» **Problem**
All records, exactly as written, minus the pictures: copy them out.

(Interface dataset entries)
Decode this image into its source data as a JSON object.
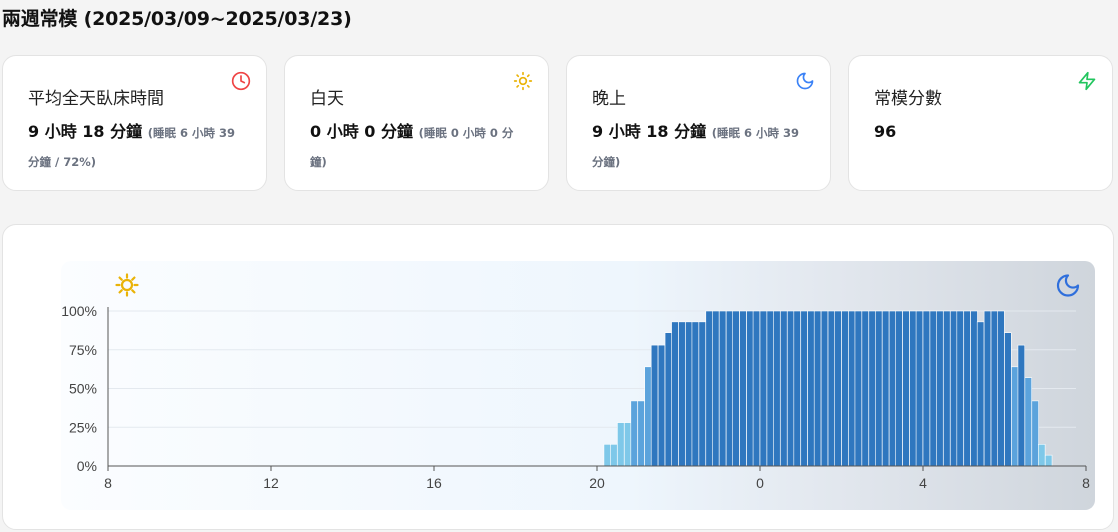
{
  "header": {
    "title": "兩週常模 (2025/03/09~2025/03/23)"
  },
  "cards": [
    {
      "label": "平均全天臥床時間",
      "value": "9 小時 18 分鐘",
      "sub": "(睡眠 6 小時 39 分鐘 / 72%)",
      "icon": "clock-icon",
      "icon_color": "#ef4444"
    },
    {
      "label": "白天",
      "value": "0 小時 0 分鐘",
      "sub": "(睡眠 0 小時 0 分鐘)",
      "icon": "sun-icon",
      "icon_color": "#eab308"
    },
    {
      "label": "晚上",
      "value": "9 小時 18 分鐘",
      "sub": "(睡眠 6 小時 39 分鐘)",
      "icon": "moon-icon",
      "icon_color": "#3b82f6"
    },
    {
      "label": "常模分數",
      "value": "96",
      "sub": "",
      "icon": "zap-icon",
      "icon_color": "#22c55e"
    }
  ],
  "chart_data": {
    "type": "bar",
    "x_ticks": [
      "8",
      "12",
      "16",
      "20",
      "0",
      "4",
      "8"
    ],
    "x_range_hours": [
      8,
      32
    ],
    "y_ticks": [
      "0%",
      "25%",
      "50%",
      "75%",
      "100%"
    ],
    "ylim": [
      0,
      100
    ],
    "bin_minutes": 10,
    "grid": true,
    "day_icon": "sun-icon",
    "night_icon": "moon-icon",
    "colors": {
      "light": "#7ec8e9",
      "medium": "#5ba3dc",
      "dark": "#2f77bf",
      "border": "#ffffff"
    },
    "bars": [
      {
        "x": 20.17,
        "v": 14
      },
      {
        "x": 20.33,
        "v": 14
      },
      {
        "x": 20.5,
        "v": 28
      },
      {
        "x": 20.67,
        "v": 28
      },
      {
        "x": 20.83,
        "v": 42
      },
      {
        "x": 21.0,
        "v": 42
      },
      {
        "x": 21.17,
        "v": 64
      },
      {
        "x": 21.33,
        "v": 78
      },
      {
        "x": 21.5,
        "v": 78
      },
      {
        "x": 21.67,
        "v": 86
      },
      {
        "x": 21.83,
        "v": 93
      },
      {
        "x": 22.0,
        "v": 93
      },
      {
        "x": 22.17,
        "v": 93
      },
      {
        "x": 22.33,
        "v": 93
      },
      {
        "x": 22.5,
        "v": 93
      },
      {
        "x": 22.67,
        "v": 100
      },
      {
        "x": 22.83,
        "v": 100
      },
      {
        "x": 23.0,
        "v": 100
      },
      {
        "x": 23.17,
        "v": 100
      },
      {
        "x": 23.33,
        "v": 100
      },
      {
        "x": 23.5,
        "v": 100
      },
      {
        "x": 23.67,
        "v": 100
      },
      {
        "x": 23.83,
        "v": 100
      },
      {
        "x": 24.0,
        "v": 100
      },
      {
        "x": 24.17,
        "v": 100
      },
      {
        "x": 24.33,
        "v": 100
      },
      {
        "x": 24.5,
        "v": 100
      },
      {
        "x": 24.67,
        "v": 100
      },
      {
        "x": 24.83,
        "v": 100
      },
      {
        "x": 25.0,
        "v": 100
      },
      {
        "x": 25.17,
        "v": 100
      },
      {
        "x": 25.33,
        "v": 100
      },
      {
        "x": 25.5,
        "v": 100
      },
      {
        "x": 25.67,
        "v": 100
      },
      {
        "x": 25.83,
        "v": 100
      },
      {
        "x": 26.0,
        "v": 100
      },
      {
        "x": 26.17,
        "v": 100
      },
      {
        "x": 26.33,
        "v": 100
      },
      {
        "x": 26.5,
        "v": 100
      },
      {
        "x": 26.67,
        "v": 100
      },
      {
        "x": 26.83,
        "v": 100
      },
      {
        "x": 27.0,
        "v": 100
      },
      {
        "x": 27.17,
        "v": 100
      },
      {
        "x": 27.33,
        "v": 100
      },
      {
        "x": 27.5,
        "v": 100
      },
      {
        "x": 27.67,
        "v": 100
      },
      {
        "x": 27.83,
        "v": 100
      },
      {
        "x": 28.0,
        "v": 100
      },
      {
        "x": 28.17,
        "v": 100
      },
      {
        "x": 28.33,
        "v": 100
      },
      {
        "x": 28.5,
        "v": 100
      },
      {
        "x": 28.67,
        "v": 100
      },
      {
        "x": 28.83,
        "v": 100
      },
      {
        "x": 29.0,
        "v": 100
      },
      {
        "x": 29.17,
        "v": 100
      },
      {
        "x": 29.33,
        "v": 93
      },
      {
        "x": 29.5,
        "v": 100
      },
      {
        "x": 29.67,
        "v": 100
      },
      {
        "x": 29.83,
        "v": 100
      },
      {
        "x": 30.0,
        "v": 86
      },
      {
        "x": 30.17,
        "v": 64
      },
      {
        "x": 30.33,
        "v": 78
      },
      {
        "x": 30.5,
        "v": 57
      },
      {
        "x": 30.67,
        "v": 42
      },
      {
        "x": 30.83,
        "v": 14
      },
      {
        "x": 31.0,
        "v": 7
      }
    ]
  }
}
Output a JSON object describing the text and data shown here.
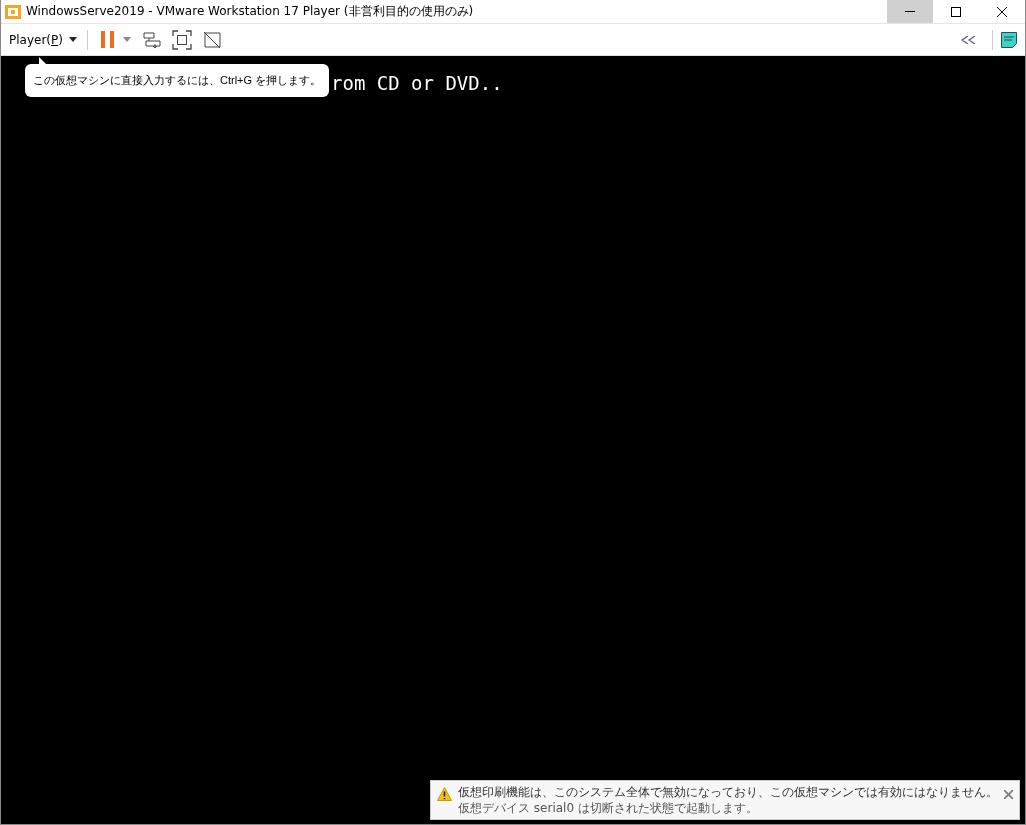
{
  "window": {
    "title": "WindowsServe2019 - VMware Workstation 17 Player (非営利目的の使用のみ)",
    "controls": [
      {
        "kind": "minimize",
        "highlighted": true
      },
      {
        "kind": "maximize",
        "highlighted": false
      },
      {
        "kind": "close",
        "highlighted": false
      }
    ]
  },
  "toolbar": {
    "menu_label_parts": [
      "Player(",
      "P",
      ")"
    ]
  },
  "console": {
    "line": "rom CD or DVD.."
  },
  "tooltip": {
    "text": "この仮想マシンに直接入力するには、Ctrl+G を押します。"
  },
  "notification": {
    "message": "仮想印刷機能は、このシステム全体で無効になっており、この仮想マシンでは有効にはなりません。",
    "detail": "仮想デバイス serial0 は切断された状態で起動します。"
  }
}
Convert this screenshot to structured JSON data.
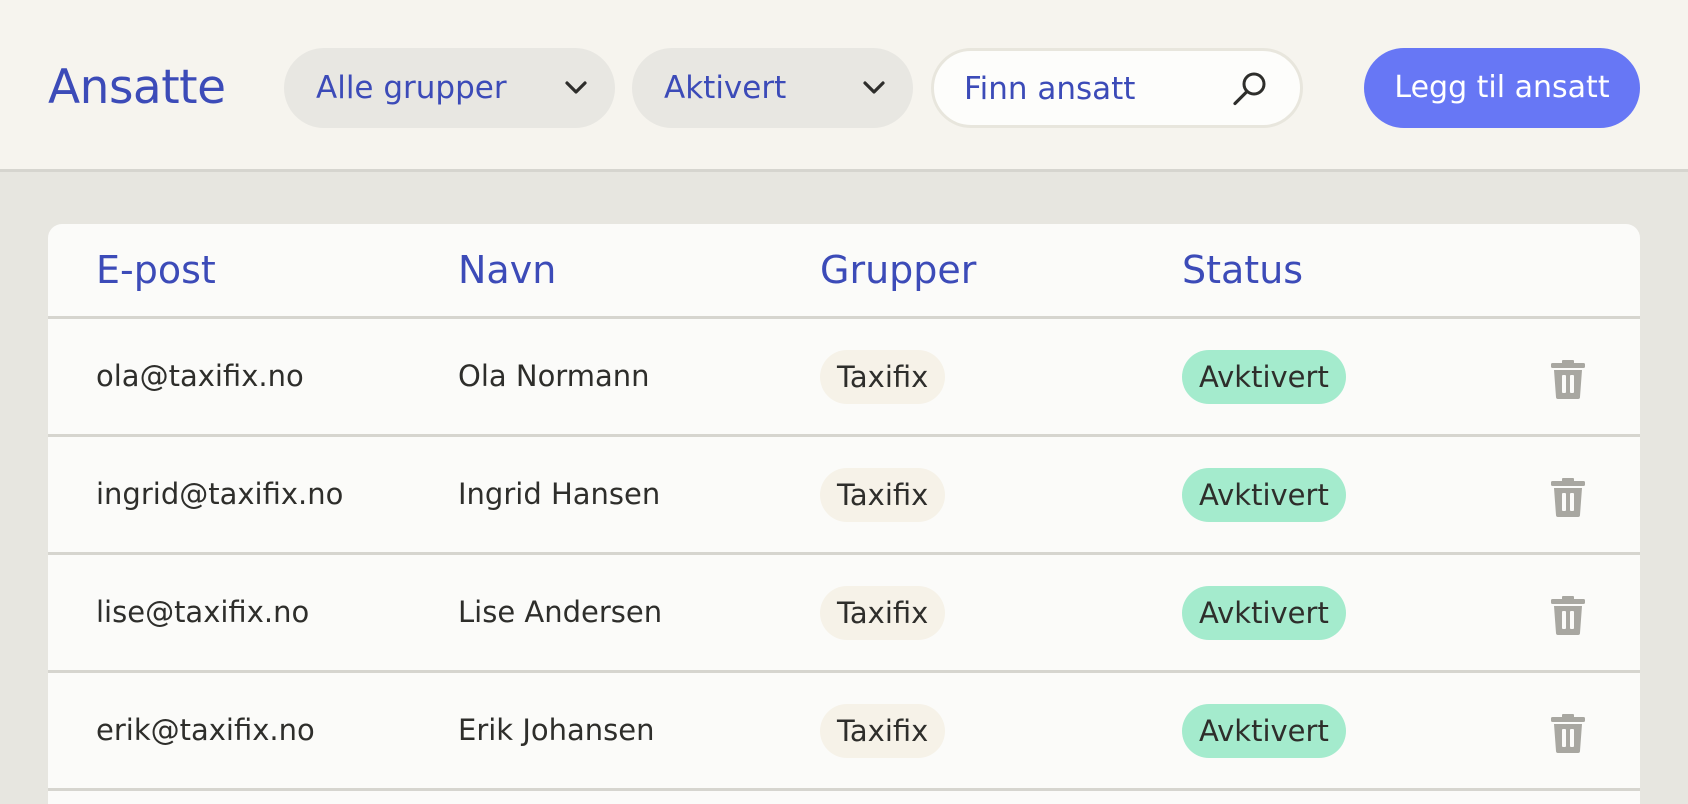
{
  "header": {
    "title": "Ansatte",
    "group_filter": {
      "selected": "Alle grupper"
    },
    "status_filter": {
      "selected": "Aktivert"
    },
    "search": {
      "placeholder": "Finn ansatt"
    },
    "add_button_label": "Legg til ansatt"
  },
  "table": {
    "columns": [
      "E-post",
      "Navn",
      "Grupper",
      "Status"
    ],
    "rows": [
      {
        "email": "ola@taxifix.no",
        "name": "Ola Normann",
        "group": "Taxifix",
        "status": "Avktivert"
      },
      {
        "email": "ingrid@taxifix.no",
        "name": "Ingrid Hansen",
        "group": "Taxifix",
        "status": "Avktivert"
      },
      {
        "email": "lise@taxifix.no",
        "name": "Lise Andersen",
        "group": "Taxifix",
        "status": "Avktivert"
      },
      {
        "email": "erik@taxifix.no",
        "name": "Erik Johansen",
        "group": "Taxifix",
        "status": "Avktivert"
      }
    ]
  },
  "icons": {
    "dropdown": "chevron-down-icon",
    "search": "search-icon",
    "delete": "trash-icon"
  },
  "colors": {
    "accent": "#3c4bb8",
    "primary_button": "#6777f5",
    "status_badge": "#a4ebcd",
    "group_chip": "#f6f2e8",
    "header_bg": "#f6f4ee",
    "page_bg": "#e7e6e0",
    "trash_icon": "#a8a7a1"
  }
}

» **Worked solution**
Decode this image into its source data as a JSON object.
{
  "header": {
    "title": "兩週常模 (2025/03/09~2025/03/23)"
  },
  "cards": [
    {
      "label": "平均全天臥床時間",
      "value": "9 小時 18 分鐘",
      "sub": "(睡眠 6 小時 39 分鐘 / 72%)",
      "icon": "clock-icon",
      "icon_color": "#ef4444"
    },
    {
      "label": "白天",
      "value": "0 小時 0 分鐘",
      "sub": "(睡眠 0 小時 0 分鐘)",
      "icon": "sun-icon",
      "icon_color": "#eab308"
    },
    {
      "label": "晚上",
      "value": "9 小時 18 分鐘",
      "sub": "(睡眠 6 小時 39 分鐘)",
      "icon": "moon-icon",
      "icon_color": "#3b82f6"
    },
    {
      "label": "常模分數",
      "value": "96",
      "sub": "",
      "icon": "zap-icon",
      "icon_color": "#22c55e"
    }
  ],
  "chart_data": {
    "type": "bar",
    "x_ticks": [
      "8",
      "12",
      "16",
      "20",
      "0",
      "4",
      "8"
    ],
    "x_range_hours": [
      8,
      32
    ],
    "y_ticks": [
      "0%",
      "25%",
      "50%",
      "75%",
      "100%"
    ],
    "ylim": [
      0,
      100
    ],
    "bin_minutes": 10,
    "grid": true,
    "day_icon": "sun-icon",
    "night_icon": "moon-icon",
    "colors": {
      "light": "#7ec8e9",
      "medium": "#5ba3dc",
      "dark": "#2f77bf",
      "border": "#ffffff"
    },
    "bars": [
      {
        "x": 20.17,
        "v": 14
      },
      {
        "x": 20.33,
        "v": 14
      },
      {
        "x": 20.5,
        "v": 28
      },
      {
        "x": 20.67,
        "v": 28
      },
      {
        "x": 20.83,
        "v": 42
      },
      {
        "x": 21.0,
        "v": 42
      },
      {
        "x": 21.17,
        "v": 64
      },
      {
        "x": 21.33,
        "v": 78
      },
      {
        "x": 21.5,
        "v": 78
      },
      {
        "x": 21.67,
        "v": 86
      },
      {
        "x": 21.83,
        "v": 93
      },
      {
        "x": 22.0,
        "v": 93
      },
      {
        "x": 22.17,
        "v": 93
      },
      {
        "x": 22.33,
        "v": 93
      },
      {
        "x": 22.5,
        "v": 93
      },
      {
        "x": 22.67,
        "v": 100
      },
      {
        "x": 22.83,
        "v": 100
      },
      {
        "x": 23.0,
        "v": 100
      },
      {
        "x": 23.17,
        "v": 100
      },
      {
        "x": 23.33,
        "v": 100
      },
      {
        "x": 23.5,
        "v": 100
      },
      {
        "x": 23.67,
        "v": 100
      },
      {
        "x": 23.83,
        "v": 100
      },
      {
        "x": 24.0,
        "v": 100
      },
      {
        "x": 24.17,
        "v": 100
      },
      {
        "x": 24.33,
        "v": 100
      },
      {
        "x": 24.5,
        "v": 100
      },
      {
        "x": 24.67,
        "v": 100
      },
      {
        "x": 24.83,
        "v": 100
      },
      {
        "x": 25.0,
        "v": 100
      },
      {
        "x": 25.17,
        "v": 100
      },
      {
        "x": 25.33,
        "v": 100
      },
      {
        "x": 25.5,
        "v": 100
      },
      {
        "x": 25.67,
        "v": 100
      },
      {
        "x": 25.83,
        "v": 100
      },
      {
        "x": 26.0,
        "v": 100
      },
      {
        "x": 26.17,
        "v": 100
      },
      {
        "x": 26.33,
        "v": 100
      },
      {
        "x": 26.5,
        "v": 100
      },
      {
        "x": 26.67,
        "v": 100
      },
      {
        "x": 26.83,
        "v": 100
      },
      {
        "x": 27.0,
        "v": 100
      },
      {
        "x": 27.17,
        "v": 100
      },
      {
        "x": 27.33,
        "v": 100
      },
      {
        "x": 27.5,
        "v": 100
      },
      {
        "x": 27.67,
        "v": 100
      },
      {
        "x": 27.83,
        "v": 100
      },
      {
        "x": 28.0,
        "v": 100
      },
      {
        "x": 28.17,
        "v": 100
      },
      {
        "x": 28.33,
        "v": 100
      },
      {
        "x": 28.5,
        "v": 100
      },
      {
        "x": 28.67,
        "v": 100
      },
      {
        "x": 28.83,
        "v": 100
      },
      {
        "x": 29.0,
        "v": 100
      },
      {
        "x": 29.17,
        "v": 100
      },
      {
        "x": 29.33,
        "v": 93
      },
      {
        "x": 29.5,
        "v": 100
      },
      {
        "x": 29.67,
        "v": 100
      },
      {
        "x": 29.83,
        "v": 100
      },
      {
        "x": 30.0,
        "v": 86
      },
      {
        "x": 30.17,
        "v": 64
      },
      {
        "x": 30.33,
        "v": 78
      },
      {
        "x": 30.5,
        "v": 57
      },
      {
        "x": 30.67,
        "v": 42
      },
      {
        "x": 30.83,
        "v": 14
      },
      {
        "x": 31.0,
        "v": 7
      }
    ]
  }
}
Output a JSON object describing the text and data shown here.
{
  "window": {
    "title": "WindowsServe2019 - VMware Workstation 17 Player (非営利目的の使用のみ)",
    "controls": [
      {
        "kind": "minimize",
        "highlighted": true
      },
      {
        "kind": "maximize",
        "highlighted": false
      },
      {
        "kind": "close",
        "highlighted": false
      }
    ]
  },
  "toolbar": {
    "menu_label_parts": [
      "Player(",
      "P",
      ")"
    ]
  },
  "console": {
    "line": "rom CD or DVD.."
  },
  "tooltip": {
    "text": "この仮想マシンに直接入力するには、Ctrl+G を押します。"
  },
  "notification": {
    "message": "仮想印刷機能は、このシステム全体で無効になっており、この仮想マシンでは有効にはなりません。",
    "detail": "仮想デバイス serial0 は切断された状態で起動します。"
  }
}
Convert this screenshot to structured JSON data.
{
  "header": {
    "title": "Ansatte",
    "group_filter": {
      "selected": "Alle grupper"
    },
    "status_filter": {
      "selected": "Aktivert"
    },
    "search": {
      "placeholder": "Finn ansatt"
    },
    "add_button_label": "Legg til ansatt"
  },
  "table": {
    "columns": [
      "E-post",
      "Navn",
      "Grupper",
      "Status"
    ],
    "rows": [
      {
        "email": "ola@taxifix.no",
        "name": "Ola Normann",
        "group": "Taxifix",
        "status": "Avktivert"
      },
      {
        "email": "ingrid@taxifix.no",
        "name": "Ingrid Hansen",
        "group": "Taxifix",
        "status": "Avktivert"
      },
      {
        "email": "lise@taxifix.no",
        "name": "Lise Andersen",
        "group": "Taxifix",
        "status": "Avktivert"
      },
      {
        "email": "erik@taxifix.no",
        "name": "Erik Johansen",
        "group": "Taxifix",
        "status": "Avktivert"
      }
    ]
  },
  "icons": {
    "dropdown": "chevron-down-icon",
    "search": "search-icon",
    "delete": "trash-icon"
  },
  "colors": {
    "accent": "#3c4bb8",
    "primary_button": "#6777f5",
    "status_badge": "#a4ebcd",
    "group_chip": "#f6f2e8",
    "header_bg": "#f6f4ee",
    "page_bg": "#e7e6e0",
    "trash_icon": "#a8a7a1"
  }
}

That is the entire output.